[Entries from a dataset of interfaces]

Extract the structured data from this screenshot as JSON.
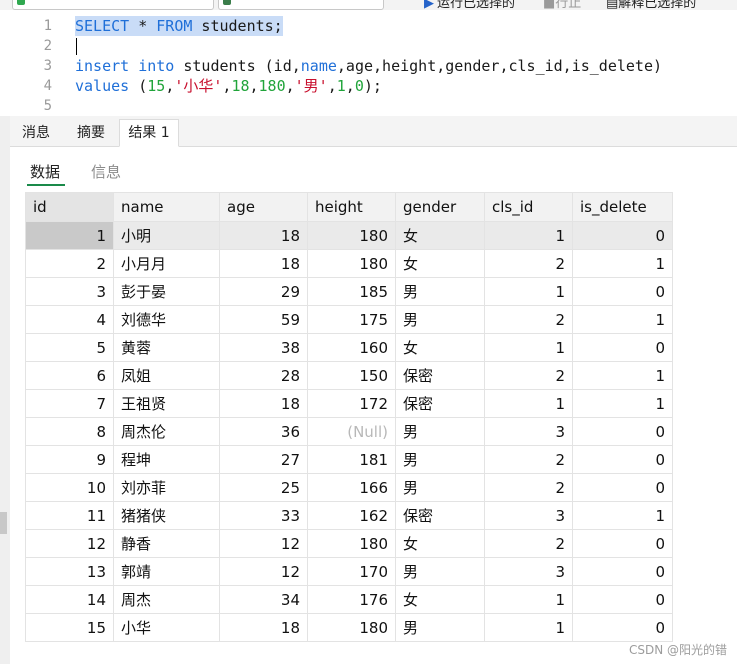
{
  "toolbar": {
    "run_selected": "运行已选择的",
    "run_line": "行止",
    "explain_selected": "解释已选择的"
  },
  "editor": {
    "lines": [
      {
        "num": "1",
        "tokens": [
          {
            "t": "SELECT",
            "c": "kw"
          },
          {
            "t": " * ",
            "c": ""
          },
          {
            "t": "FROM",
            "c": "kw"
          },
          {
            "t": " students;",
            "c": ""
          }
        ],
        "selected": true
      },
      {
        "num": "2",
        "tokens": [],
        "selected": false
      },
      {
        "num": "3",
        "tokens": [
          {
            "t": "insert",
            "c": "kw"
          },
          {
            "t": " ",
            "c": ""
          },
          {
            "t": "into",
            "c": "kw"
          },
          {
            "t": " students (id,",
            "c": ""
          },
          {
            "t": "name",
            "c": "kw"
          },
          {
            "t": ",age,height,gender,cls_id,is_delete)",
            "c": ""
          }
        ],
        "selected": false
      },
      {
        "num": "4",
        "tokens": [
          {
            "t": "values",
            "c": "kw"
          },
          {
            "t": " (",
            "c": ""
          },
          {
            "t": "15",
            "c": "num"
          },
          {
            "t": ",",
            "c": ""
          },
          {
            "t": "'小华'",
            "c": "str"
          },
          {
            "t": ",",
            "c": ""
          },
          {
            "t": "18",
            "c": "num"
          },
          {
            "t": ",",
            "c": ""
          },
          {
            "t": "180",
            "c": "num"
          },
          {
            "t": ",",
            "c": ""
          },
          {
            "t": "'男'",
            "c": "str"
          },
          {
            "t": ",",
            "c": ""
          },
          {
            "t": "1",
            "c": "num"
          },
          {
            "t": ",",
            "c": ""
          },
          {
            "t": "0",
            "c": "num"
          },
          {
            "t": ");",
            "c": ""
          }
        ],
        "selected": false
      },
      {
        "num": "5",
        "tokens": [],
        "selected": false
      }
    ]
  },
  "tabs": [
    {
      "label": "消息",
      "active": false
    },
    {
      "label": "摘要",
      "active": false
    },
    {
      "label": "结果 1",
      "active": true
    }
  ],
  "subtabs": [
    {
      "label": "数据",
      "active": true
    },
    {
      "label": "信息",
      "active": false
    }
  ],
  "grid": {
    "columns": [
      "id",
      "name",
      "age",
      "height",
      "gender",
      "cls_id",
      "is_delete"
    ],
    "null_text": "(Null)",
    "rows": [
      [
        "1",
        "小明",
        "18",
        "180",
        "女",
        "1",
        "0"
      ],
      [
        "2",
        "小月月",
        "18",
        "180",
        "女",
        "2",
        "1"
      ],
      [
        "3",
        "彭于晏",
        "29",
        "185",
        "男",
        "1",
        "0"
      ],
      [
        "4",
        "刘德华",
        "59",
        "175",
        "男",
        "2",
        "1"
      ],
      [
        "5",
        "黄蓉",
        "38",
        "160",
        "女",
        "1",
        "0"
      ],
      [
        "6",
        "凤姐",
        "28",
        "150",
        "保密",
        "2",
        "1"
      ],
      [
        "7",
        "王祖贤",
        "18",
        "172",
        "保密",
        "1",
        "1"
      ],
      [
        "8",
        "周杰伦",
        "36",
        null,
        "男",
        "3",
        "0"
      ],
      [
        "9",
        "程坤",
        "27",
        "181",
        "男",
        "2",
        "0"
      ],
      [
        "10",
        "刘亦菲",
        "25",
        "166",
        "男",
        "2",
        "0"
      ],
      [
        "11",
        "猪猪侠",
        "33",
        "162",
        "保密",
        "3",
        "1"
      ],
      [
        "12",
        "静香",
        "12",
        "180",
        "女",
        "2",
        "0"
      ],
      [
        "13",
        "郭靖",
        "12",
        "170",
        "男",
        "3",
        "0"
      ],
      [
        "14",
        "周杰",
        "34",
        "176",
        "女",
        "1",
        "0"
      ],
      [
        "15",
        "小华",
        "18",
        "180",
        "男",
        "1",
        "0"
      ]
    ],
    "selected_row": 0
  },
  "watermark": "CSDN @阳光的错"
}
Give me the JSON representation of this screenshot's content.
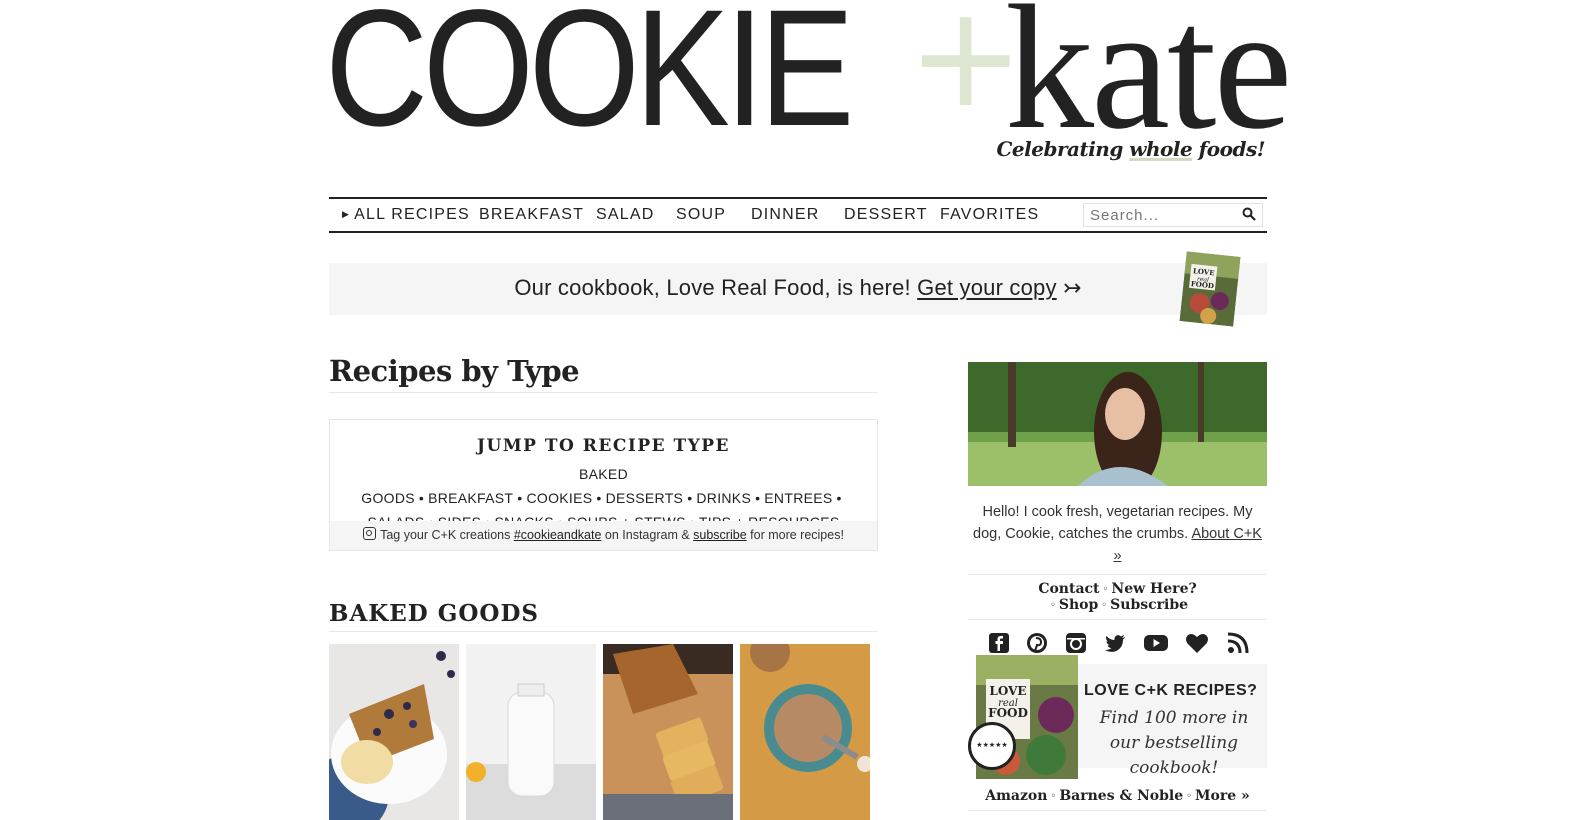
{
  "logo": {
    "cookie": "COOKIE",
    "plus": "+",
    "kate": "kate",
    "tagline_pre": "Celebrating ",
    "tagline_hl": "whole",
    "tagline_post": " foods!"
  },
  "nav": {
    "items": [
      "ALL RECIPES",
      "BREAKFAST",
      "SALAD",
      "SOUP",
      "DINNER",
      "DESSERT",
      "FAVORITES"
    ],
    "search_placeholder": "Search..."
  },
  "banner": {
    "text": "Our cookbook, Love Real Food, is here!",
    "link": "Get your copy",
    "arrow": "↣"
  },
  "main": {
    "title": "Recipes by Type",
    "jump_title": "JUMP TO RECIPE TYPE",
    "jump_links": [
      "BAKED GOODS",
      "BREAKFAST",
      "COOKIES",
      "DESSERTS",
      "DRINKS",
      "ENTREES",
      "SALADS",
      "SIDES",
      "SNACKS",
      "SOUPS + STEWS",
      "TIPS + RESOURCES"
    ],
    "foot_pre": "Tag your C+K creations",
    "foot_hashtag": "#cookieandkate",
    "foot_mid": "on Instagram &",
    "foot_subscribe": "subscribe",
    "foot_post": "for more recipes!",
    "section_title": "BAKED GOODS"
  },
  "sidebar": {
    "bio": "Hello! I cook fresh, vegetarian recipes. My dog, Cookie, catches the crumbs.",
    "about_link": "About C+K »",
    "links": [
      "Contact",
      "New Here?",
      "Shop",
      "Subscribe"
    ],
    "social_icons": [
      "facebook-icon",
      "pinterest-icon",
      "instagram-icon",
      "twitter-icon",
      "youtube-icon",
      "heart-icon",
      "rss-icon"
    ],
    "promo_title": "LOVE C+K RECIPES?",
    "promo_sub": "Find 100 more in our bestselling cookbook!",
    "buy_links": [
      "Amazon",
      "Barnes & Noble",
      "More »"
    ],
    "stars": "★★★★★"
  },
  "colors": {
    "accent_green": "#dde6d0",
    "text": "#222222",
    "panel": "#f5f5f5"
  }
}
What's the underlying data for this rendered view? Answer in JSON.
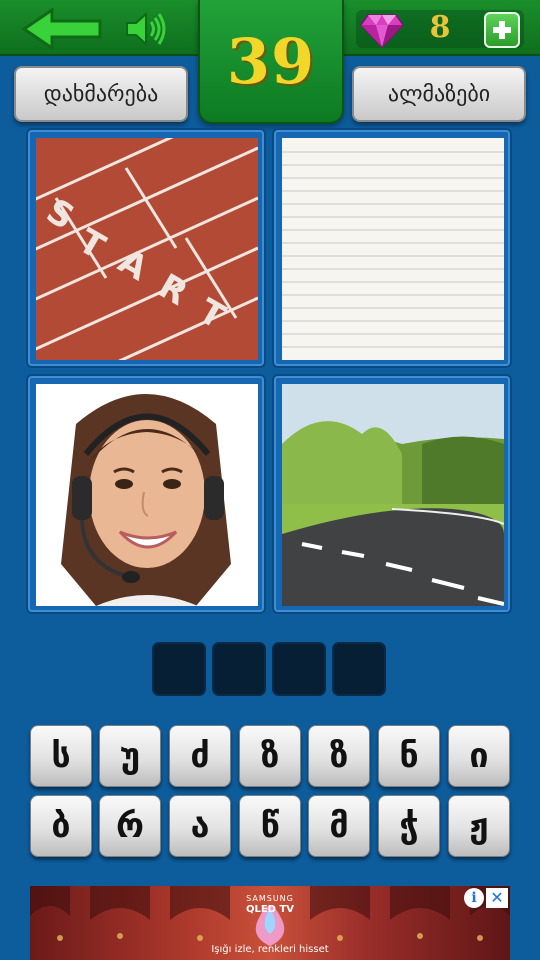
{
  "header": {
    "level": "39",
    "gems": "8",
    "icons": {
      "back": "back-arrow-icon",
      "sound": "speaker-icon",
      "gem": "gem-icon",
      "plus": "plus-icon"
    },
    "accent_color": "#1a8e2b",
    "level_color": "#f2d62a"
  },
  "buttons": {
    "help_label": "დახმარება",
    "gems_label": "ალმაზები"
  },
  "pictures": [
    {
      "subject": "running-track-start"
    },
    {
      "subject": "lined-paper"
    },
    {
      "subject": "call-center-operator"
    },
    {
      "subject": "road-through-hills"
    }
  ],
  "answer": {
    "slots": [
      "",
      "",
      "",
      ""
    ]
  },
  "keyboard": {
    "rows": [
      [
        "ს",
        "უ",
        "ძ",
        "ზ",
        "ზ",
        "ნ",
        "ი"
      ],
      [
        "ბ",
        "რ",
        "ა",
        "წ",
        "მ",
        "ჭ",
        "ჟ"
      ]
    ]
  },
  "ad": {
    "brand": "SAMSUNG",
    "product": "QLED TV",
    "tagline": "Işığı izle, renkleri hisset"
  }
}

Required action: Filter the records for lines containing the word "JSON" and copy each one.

Your solution:
Extract the structured data from this screenshot as JSON.
Give me the JSON representation of this screenshot's content.
What's the underlying data for this rendered view? Answer in JSON.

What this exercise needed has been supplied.